*Information shown*.
+-------+

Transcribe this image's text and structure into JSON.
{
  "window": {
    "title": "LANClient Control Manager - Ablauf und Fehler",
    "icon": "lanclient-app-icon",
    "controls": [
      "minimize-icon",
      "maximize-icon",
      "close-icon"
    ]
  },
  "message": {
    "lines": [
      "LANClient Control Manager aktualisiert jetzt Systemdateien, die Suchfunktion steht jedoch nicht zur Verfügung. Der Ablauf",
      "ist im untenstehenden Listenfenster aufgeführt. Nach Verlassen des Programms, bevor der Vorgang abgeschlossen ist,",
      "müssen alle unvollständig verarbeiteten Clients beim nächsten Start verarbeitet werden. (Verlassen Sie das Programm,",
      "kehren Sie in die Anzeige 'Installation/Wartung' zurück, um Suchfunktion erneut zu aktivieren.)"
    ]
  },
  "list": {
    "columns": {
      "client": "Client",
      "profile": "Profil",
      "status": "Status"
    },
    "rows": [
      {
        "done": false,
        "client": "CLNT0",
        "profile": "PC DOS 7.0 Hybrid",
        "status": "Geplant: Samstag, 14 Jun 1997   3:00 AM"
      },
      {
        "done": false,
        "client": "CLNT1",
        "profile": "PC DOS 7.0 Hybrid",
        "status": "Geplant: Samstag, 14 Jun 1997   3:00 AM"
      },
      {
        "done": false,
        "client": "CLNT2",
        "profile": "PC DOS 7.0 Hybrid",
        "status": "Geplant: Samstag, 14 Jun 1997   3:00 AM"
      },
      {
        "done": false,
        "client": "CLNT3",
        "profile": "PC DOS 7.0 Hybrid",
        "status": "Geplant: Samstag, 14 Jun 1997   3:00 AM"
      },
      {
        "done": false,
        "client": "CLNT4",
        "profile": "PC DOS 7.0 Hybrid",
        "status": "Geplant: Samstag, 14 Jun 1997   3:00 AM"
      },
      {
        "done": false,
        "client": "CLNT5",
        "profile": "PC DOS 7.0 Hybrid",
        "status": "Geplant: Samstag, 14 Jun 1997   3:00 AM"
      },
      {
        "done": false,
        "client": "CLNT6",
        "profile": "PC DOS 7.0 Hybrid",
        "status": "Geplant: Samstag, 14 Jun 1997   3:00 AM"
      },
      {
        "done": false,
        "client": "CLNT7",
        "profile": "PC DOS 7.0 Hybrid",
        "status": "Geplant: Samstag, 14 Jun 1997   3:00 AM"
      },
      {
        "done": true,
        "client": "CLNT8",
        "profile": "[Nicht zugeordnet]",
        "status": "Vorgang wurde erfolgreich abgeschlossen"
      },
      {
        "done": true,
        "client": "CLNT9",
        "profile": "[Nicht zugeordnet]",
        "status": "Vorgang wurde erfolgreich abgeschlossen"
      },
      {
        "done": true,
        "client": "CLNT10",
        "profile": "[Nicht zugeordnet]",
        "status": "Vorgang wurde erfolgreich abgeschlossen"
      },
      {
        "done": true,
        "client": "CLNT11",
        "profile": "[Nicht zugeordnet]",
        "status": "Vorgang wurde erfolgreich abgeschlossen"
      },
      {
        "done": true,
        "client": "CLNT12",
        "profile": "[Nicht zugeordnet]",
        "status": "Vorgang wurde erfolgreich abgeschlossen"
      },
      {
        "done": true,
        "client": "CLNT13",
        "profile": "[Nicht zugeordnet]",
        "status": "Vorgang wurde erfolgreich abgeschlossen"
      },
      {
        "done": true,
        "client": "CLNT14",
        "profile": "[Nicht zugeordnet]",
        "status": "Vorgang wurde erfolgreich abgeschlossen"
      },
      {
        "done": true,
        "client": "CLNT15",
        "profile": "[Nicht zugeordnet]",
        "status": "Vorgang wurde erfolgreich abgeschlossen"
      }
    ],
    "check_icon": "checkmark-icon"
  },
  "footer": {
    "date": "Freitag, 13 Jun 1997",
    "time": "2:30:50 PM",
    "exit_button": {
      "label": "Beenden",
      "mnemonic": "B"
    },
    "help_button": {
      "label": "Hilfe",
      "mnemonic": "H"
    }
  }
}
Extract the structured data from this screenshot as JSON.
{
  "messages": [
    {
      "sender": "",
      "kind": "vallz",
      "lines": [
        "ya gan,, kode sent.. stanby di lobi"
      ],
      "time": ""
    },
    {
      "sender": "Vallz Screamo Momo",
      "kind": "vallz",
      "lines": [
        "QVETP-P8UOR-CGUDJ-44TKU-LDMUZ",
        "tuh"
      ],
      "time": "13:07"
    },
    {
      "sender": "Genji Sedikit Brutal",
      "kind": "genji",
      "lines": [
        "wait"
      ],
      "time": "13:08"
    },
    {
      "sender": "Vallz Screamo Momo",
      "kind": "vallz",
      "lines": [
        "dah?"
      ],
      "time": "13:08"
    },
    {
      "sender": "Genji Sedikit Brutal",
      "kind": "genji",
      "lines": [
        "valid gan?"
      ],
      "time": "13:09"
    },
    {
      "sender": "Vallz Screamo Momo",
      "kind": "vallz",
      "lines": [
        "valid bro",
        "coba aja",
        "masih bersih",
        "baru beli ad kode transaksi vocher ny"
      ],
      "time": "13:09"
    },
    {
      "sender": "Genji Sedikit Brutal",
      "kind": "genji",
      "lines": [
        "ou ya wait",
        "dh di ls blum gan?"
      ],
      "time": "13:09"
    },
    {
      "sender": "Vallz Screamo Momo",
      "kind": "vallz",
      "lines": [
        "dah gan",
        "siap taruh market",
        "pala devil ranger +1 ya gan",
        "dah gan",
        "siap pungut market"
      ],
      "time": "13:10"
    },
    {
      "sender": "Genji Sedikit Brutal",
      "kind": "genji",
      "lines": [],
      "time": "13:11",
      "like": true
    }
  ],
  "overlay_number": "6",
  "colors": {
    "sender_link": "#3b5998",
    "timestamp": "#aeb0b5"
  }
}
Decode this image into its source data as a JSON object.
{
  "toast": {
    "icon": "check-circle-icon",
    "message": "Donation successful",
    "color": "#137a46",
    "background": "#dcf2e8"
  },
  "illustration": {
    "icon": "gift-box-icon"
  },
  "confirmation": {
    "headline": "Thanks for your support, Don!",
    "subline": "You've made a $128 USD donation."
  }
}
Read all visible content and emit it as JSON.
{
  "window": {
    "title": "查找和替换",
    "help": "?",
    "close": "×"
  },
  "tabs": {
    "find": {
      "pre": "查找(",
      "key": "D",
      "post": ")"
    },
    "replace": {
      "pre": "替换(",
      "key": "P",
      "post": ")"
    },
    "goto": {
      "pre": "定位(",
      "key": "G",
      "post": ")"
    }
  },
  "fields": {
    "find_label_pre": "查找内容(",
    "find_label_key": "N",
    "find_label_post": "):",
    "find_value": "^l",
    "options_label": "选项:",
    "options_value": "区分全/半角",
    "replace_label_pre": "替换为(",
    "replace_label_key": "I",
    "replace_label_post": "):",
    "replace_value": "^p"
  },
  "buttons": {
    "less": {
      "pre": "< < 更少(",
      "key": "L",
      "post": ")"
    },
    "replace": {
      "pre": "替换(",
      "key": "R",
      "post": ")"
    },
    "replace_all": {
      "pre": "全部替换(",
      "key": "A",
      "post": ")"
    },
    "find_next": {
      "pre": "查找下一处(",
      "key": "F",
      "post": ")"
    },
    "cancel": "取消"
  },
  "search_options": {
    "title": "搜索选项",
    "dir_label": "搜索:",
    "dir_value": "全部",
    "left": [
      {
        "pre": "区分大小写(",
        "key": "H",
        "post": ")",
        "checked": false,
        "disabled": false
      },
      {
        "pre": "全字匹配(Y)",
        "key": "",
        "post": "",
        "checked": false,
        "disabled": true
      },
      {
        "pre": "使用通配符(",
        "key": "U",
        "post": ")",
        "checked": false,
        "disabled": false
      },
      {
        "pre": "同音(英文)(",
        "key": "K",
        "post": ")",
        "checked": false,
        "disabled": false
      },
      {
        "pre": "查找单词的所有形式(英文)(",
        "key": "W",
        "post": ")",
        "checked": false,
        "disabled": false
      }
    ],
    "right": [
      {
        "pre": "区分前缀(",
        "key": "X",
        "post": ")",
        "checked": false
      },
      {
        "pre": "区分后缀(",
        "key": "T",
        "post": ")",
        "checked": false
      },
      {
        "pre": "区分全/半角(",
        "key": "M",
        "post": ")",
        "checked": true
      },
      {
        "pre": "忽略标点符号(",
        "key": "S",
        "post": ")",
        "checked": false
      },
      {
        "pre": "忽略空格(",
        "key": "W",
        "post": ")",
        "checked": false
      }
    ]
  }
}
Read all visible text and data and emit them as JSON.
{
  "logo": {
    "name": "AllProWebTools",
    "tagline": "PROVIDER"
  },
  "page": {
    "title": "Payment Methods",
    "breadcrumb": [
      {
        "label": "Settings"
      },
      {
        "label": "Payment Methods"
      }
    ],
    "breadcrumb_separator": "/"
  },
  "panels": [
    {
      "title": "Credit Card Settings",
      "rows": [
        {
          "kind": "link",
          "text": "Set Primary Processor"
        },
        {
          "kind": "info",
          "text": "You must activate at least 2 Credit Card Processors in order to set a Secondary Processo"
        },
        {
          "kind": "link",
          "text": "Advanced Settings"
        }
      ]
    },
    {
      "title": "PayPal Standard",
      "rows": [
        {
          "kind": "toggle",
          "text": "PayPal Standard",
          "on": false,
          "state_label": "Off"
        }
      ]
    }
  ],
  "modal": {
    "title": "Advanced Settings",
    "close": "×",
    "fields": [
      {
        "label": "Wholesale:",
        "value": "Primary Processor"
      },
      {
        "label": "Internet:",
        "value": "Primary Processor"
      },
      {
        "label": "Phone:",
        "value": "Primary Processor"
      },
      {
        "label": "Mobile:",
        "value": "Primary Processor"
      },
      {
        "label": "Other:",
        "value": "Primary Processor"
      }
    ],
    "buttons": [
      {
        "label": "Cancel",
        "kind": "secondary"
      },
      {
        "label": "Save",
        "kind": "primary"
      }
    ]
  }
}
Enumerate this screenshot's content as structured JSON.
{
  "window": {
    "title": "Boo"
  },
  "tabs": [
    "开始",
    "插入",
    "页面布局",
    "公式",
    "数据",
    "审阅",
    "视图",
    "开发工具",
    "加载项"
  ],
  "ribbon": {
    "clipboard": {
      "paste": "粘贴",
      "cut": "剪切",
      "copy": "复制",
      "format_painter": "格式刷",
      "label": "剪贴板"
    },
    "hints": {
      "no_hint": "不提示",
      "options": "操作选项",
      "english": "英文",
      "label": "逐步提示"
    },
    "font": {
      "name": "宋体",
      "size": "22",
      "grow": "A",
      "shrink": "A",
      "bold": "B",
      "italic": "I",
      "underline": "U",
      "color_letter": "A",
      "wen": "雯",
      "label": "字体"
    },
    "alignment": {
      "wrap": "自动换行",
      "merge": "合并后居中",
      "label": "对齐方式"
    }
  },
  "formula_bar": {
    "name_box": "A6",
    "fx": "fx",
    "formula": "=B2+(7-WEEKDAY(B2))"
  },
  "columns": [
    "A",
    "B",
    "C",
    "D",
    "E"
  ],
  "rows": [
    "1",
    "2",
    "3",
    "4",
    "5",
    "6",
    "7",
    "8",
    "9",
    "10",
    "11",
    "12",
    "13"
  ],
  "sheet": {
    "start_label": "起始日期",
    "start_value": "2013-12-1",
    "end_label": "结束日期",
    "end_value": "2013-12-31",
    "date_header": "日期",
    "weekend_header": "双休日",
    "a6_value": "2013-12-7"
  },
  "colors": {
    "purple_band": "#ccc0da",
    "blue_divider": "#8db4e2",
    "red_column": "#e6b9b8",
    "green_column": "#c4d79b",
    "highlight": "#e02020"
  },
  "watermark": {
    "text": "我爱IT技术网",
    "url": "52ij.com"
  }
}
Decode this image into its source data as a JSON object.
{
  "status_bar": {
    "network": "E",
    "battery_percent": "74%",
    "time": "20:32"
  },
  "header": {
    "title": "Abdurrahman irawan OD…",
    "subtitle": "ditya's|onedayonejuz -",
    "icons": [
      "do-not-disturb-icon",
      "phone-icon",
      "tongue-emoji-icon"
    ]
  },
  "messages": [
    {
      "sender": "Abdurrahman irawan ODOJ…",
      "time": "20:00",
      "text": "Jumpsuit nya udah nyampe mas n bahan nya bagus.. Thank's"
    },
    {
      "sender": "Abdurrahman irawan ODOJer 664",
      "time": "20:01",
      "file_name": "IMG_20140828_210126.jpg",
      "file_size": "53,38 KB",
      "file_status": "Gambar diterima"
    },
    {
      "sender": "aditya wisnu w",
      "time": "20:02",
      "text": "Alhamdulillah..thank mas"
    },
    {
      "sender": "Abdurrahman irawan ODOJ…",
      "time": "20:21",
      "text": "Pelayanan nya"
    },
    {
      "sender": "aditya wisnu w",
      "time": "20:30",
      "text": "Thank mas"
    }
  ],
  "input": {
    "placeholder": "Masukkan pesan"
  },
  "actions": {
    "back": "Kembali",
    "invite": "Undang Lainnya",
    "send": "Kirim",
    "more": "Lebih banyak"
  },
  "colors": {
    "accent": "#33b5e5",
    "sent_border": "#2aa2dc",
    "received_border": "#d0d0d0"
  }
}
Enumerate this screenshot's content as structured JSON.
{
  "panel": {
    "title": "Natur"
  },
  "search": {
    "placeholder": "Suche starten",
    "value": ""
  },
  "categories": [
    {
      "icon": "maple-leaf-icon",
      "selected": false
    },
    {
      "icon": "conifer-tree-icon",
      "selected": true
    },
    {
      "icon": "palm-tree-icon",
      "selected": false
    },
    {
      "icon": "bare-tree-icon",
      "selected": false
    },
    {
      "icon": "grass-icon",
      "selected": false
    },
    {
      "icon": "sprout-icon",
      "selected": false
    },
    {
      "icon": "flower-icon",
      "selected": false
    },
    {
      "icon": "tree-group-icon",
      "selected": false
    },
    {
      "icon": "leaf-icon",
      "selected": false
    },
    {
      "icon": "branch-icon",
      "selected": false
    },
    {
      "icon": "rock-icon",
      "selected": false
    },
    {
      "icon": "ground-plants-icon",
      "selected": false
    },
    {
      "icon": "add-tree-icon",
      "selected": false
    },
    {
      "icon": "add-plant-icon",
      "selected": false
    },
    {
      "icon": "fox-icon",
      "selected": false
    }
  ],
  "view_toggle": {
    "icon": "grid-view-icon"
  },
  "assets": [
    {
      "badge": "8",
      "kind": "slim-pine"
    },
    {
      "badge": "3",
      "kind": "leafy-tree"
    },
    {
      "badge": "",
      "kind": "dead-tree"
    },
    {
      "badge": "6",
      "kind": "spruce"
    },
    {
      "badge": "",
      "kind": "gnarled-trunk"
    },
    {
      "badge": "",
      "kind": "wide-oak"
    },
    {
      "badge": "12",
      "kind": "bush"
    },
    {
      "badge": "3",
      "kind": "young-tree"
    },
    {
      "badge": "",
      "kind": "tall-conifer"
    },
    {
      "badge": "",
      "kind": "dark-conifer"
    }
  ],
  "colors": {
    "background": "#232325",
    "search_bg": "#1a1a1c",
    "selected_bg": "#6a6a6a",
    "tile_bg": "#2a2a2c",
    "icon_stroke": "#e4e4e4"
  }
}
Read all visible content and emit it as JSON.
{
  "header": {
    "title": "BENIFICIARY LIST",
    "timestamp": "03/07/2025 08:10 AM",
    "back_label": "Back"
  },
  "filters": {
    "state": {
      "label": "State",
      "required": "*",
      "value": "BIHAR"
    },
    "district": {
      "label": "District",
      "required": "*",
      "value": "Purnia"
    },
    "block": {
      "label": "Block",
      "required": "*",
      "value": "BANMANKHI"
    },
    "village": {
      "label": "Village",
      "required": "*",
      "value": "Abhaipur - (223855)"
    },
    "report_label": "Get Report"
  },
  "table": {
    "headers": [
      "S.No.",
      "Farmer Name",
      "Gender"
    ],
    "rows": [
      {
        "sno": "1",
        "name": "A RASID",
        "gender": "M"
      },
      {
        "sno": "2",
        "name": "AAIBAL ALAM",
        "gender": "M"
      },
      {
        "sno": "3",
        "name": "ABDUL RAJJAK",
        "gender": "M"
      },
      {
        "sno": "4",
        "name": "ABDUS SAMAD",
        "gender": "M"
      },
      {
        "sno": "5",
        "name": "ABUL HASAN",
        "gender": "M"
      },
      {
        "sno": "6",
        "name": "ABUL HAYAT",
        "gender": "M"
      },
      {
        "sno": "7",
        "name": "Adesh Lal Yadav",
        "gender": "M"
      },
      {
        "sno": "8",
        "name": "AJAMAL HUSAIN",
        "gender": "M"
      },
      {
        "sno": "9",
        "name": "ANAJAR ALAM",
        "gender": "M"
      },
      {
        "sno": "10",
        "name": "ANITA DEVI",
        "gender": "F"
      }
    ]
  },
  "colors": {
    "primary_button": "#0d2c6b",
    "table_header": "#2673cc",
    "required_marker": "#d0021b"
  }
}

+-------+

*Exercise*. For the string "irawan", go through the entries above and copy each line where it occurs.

*Task response*.
    "title": "Abdurrahman irawan OD…",
      "sender": "Abdurrahman irawan ODOJ…",
      "sender": "Abdurrahman irawan ODOJer 664",
      "sender": "Abdurrahman irawan ODOJ…",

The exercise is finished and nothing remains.